Those who know me well know of my passion for sailing, and they put up with sailing illustrations in many of my sermons or conversations. I have the privilege of skippering sail training yachts with crews which include young people from a wide range of backgrounds, or adults with special needs.
On a long voyage we sail through the night and I have been used to being woken up if those on watch are uncertain about the weather conditions, or nearby vessels, or indeed anything which causes concern. Strangely, I was often already aware of what was going on, waiting to be called if needed.
Not too surprising then that a favourite bible passage of mine relates to Jesus calming the storm. It was the set gospel reading for my very first sermon quite a long time ago. You can read it in Mark’s gospel, chapter 4 and verses 35 to 41.
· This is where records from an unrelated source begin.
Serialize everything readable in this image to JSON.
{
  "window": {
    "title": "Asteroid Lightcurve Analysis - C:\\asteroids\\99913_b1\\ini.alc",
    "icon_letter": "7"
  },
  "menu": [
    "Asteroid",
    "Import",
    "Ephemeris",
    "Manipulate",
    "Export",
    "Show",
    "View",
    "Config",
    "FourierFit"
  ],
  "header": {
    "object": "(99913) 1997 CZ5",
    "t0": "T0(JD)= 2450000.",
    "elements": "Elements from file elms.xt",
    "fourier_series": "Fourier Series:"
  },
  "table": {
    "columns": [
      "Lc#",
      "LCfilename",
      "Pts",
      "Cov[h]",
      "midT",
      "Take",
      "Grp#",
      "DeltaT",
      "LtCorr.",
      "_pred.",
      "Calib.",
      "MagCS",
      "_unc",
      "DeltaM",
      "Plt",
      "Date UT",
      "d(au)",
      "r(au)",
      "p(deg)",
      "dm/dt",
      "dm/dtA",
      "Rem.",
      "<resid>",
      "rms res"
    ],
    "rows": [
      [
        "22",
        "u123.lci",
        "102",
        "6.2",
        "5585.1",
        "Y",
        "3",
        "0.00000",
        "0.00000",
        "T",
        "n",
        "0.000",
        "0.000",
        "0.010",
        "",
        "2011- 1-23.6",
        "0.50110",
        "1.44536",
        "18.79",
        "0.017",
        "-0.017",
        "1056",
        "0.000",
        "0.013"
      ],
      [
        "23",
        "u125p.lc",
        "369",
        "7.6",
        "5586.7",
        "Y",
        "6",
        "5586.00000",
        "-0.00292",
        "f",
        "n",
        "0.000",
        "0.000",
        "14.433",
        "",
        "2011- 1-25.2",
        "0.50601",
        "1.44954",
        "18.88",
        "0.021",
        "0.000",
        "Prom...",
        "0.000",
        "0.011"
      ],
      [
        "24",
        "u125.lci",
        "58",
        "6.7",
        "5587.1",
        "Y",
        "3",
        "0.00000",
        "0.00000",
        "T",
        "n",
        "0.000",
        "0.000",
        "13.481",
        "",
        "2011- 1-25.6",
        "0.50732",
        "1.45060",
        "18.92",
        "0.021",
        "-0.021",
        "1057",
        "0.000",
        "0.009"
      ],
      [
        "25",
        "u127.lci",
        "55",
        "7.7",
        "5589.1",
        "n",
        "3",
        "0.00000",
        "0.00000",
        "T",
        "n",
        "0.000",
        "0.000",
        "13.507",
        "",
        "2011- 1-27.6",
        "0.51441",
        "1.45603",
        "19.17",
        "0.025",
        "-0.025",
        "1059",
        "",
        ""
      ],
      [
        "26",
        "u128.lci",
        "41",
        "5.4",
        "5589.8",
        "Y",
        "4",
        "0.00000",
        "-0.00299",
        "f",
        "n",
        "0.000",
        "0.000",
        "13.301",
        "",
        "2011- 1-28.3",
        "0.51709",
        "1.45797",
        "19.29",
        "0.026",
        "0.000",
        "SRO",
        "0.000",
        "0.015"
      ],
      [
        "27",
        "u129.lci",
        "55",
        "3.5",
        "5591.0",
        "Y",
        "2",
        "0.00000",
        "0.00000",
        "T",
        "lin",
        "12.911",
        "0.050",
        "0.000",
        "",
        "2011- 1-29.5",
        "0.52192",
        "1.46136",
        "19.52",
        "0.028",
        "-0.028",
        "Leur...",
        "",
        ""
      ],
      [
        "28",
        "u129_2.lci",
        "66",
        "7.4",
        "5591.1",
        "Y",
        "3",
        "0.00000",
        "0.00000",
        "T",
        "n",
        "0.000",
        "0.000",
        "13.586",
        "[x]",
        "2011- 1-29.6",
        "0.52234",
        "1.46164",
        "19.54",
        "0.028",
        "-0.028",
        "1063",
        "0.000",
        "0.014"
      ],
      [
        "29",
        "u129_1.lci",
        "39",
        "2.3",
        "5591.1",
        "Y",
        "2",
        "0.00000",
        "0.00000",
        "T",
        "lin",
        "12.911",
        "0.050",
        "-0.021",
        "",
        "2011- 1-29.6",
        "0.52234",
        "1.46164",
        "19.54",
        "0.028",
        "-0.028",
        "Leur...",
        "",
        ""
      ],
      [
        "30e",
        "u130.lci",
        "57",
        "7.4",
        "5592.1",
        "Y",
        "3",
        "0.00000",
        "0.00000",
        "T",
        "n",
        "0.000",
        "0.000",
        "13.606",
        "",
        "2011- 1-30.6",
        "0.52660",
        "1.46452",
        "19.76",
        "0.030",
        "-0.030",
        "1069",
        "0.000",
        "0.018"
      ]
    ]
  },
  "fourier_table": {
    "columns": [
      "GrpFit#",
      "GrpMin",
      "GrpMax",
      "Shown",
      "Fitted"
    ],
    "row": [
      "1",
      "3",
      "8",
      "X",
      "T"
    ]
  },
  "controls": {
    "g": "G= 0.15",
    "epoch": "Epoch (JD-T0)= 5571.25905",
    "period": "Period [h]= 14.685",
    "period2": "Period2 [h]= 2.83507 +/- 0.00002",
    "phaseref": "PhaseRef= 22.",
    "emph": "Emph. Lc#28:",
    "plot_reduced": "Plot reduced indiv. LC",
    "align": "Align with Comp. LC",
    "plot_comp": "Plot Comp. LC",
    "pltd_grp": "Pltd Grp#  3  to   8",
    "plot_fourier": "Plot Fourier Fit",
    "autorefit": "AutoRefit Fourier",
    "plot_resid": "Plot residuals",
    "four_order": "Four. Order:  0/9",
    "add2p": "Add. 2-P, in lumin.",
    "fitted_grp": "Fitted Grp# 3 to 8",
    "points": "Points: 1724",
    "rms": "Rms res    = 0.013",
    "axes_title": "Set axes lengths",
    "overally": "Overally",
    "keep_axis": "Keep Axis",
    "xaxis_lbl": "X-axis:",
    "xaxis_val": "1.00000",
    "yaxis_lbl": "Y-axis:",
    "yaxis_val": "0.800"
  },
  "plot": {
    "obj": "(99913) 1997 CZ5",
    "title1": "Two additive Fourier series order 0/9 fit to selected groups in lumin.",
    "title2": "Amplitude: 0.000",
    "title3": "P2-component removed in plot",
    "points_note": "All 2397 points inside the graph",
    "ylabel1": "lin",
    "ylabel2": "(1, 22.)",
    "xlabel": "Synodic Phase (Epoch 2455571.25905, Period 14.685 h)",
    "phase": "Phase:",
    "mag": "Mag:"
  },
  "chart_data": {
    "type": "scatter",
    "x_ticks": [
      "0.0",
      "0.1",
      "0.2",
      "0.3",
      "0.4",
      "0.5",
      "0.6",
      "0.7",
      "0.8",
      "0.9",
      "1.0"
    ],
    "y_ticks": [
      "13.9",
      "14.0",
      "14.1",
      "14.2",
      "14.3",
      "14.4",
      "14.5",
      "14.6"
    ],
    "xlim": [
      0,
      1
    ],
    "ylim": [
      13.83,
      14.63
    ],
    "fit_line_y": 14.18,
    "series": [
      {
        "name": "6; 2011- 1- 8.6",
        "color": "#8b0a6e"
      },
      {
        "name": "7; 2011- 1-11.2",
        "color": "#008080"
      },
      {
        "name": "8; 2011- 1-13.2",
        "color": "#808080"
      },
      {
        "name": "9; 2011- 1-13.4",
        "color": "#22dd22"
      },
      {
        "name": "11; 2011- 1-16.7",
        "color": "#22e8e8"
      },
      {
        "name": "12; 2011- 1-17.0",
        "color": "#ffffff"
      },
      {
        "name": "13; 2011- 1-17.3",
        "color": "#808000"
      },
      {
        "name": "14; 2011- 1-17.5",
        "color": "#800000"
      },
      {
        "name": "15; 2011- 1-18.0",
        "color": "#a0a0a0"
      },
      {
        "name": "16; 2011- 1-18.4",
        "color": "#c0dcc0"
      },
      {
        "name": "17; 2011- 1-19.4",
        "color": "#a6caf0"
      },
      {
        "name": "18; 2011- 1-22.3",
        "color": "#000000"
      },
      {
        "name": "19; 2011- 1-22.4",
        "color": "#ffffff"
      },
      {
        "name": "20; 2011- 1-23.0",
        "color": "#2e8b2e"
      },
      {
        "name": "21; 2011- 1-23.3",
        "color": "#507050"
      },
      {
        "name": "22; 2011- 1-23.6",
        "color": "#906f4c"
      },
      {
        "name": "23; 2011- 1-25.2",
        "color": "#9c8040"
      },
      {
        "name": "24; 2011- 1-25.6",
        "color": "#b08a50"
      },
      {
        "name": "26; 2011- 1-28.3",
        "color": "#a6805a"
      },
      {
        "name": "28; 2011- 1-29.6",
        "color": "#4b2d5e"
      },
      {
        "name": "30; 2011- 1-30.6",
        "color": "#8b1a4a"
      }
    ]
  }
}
Jesus Stills a Storm
On that day, when evening had come, he said to them, “Let us go across to the other side.” And leaving the crowd behind, they took him with them in the boat, just as he was. Other boats were with him. A great windstorm arose, and the waves beat into the boat, so that the boat was already being swamped. But he was in the stern, asleep on the cushion; and they woke him up and said to him, “Teacher, do you not care that we are perishing?” He woke up and rebuked the wind, and said to the sea, “Peace! Be still!” Then the wind ceased, and there was a dead calm. He said to them, “Why are you afraid? Have you still no faith?” And they were filled with great awe and said to one another, “Who then is this, that even the wind and the sea obey him?”
The disciples were facing challenging conditions, and somewhat miffed that Jesus seemed to be unaware, uninterested, even asleep while they were in imminent danger. Yet when they got round to calling on him, they soon realised his presence, and all the chaos was overcome.
Lord Jesus, in all the storms of my own life keep me ever aware of your abiding presence. Even when I put off calling on you, help me to overcome that lack of trust, and when you calm my troubled lif,e fill me with the same awe that your early disciples felt when they allowed you to take control.
So, life isn’t always calm and easy – you don’t need me to state the obvious! But during this Lent, let’s try to remember that we have a Lord who voyages with us. And let’s give thanks that his abiding presence means that we too can sleep soundly, safe in his arms.
We have an anchor that keeps the soul
steadfast and sure while the billows roll;
fastened to the Rock which cannot move,
grounded firm and deep in the Saviour’s love!
Singing the Faith 645 Priscilla Jane Owens (1829-1907)